Scan the listing below. Copy each line that contains "subqueries".
########################################
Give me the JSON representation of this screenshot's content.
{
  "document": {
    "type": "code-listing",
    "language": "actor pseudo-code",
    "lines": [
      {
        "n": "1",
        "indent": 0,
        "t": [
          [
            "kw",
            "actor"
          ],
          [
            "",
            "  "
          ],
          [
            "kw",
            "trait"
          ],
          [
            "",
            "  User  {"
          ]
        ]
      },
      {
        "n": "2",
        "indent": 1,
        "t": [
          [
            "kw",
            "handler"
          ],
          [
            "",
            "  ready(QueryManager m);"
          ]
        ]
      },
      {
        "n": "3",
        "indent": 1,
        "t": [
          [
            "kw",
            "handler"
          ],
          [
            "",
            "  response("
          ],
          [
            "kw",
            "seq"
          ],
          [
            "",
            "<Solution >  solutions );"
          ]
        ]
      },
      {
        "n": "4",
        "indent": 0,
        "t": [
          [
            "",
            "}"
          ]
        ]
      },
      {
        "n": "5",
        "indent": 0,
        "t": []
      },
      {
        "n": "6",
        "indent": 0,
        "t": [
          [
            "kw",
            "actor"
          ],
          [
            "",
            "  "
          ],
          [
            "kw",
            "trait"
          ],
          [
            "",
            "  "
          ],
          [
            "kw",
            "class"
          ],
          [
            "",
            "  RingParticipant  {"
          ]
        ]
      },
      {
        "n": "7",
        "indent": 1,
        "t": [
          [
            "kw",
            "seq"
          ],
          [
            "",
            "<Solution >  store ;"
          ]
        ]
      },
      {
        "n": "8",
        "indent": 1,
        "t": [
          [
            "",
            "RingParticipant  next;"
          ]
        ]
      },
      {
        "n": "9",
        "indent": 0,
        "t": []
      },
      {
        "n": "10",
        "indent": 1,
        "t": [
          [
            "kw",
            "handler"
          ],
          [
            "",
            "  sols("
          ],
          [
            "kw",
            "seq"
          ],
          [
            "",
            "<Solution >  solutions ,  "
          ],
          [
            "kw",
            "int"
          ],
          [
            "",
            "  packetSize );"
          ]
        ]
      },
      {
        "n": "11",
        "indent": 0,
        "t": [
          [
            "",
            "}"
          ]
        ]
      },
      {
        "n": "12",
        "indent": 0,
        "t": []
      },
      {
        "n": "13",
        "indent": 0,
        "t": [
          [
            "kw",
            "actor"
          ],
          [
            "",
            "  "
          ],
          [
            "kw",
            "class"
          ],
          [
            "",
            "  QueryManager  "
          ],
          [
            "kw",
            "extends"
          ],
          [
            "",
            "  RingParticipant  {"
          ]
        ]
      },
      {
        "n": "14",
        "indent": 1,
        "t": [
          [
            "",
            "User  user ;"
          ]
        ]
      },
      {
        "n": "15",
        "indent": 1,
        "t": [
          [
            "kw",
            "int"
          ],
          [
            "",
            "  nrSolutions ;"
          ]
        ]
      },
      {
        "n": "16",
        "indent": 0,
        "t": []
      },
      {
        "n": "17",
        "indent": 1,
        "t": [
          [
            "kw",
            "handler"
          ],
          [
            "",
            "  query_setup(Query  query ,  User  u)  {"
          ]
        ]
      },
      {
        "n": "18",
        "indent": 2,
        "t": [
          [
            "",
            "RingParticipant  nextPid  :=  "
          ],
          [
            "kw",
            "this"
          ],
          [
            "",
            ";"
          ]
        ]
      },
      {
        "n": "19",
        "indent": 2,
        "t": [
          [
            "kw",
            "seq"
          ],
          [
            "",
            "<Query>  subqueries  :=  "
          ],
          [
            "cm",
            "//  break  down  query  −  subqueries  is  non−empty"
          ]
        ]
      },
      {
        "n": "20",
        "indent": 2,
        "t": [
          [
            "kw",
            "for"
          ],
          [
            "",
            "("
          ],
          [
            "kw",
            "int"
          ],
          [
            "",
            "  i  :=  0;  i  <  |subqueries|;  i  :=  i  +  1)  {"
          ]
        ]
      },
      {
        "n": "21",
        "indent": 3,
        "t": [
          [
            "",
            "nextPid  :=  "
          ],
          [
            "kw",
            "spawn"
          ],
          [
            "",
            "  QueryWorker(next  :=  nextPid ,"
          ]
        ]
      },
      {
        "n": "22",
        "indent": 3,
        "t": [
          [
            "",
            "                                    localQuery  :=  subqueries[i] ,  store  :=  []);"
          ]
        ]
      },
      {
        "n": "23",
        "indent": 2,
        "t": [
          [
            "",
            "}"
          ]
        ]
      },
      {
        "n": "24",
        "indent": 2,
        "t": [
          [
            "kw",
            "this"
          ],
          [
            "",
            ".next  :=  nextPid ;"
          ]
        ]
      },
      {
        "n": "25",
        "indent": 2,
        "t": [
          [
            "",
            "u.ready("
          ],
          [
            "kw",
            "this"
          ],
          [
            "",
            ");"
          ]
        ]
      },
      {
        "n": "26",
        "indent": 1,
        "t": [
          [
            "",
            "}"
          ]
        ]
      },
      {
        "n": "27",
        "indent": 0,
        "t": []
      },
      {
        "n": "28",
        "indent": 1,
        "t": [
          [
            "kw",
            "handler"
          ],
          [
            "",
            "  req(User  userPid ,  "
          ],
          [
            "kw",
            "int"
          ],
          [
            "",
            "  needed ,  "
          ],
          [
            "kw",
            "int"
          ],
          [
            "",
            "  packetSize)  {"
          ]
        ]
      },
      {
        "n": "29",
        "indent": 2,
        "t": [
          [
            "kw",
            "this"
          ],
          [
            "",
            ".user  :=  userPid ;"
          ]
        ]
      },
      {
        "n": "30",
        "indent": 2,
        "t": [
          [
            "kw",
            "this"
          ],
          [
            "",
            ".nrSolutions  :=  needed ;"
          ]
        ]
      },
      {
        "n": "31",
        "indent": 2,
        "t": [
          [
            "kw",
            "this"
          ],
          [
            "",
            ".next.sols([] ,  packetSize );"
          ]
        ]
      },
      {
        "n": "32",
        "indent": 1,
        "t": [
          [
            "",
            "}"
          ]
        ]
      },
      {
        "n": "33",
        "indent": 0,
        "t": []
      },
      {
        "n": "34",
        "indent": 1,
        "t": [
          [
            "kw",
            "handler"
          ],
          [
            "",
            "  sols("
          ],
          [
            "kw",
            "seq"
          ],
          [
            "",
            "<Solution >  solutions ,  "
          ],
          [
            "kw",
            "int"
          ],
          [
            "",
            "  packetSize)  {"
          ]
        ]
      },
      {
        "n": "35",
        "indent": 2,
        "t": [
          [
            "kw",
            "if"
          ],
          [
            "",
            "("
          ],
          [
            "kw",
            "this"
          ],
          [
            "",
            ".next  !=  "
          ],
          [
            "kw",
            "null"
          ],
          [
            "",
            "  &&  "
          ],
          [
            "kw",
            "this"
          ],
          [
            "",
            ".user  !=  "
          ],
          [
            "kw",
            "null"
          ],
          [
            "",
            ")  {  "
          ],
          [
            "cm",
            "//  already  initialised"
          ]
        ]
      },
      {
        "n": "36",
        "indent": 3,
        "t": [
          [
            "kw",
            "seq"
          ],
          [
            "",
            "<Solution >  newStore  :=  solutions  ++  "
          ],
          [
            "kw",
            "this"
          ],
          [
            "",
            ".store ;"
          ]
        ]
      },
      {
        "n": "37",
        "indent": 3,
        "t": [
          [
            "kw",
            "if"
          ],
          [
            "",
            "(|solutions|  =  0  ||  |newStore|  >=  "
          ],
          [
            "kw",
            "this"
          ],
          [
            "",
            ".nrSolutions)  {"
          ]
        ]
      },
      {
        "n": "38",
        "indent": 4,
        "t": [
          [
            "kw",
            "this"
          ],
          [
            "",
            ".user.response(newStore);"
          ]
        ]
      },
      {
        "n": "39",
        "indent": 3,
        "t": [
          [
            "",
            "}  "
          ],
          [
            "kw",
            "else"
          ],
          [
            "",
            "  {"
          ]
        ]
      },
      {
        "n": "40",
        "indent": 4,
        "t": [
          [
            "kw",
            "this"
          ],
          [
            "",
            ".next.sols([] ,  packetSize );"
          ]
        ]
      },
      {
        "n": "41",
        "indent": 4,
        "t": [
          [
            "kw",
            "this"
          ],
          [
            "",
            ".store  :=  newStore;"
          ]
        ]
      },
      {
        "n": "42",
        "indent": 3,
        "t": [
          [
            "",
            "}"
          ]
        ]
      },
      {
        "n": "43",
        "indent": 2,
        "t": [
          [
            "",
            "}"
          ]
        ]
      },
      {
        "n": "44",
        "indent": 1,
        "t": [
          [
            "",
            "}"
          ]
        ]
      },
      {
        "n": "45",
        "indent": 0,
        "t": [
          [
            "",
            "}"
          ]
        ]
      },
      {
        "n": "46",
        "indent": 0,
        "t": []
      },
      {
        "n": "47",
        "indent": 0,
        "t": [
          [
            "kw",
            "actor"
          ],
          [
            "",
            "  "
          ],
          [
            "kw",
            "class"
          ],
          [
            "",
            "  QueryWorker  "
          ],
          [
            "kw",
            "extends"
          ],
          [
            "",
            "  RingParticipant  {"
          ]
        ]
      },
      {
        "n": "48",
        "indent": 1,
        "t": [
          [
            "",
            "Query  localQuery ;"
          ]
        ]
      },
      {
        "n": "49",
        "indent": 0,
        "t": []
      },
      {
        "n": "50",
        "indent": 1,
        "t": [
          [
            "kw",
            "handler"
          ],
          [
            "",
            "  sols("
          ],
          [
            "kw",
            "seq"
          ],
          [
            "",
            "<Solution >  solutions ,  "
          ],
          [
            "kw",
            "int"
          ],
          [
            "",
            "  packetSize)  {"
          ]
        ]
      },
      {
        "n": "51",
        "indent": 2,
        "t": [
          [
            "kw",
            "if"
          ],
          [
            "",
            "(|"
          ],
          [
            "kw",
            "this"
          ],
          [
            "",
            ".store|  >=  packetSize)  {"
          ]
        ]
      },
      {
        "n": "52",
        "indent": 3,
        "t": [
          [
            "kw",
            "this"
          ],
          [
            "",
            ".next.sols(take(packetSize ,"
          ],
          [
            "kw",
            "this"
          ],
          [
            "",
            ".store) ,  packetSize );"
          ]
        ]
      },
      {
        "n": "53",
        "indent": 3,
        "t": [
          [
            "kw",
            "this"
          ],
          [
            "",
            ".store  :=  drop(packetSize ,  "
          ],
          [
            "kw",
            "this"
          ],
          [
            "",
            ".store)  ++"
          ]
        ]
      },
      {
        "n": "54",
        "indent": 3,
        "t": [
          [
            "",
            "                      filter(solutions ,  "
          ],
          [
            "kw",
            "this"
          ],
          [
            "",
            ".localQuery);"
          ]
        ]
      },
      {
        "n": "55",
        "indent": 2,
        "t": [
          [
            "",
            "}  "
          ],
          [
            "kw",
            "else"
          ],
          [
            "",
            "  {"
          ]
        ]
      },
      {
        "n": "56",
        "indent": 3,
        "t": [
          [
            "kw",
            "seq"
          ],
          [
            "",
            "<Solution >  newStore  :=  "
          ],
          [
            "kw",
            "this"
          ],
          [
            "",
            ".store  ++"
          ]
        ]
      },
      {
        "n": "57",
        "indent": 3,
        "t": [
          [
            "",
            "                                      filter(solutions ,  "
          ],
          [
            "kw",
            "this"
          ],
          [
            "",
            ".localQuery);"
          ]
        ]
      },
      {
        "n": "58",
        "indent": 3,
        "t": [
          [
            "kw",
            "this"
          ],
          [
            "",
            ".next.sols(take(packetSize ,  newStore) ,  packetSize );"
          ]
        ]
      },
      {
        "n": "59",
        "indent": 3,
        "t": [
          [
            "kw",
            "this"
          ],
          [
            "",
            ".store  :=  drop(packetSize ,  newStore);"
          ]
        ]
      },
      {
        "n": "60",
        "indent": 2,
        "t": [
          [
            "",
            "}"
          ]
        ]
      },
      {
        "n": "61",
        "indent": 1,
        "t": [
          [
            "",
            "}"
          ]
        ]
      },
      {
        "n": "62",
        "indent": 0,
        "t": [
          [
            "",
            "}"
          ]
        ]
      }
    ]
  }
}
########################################
→ **Finished exercise**
            "<Query>  subqueries  :=  "
            "//  break  down  query  −  subqueries  is  non−empty"
            "  i  :=  0;  i  <  |subqueries|;  i  :=  i  +  1)  {"
            "                                    localQuery  :=  subqueries[i] ,  store  :=  []);"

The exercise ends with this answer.